• **EXERCISE DIRECTIONS**
Look through the records below, and whenever a line contains "description", copy it.

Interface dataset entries
------------

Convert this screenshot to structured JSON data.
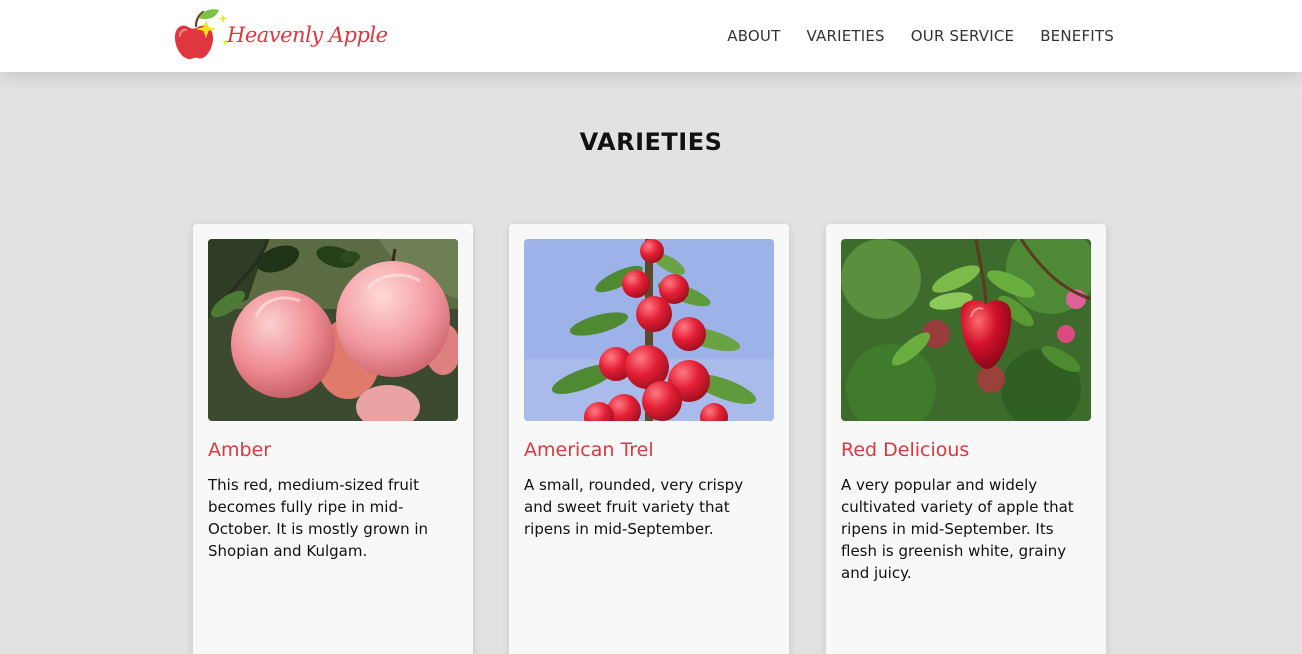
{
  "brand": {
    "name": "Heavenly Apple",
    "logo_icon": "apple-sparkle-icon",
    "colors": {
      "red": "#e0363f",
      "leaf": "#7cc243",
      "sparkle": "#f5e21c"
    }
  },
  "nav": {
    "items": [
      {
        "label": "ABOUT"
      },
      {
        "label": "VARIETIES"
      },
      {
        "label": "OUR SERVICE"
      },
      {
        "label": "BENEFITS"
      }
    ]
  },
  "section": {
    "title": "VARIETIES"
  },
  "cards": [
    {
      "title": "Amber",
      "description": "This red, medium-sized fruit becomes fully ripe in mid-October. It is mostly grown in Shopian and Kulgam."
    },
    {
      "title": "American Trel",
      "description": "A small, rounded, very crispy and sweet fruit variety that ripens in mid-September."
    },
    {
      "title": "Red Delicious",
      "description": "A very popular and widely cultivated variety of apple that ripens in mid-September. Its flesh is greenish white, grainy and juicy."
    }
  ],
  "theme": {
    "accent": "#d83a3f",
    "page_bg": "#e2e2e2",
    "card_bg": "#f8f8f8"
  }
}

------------

• **WRITTEN SOLUTION**
      "description": "This red, medium-sized fruit becomes fully ripe in mid-October. It is mostly grown in Shopian and Kulgam."
      "description": "A small, rounded, very crispy and sweet fruit variety that ripens in mid-September."
      "description": "A very popular and widely cultivated variety of apple that ripens in mid-September. Its flesh is greenish white, grainy and juicy."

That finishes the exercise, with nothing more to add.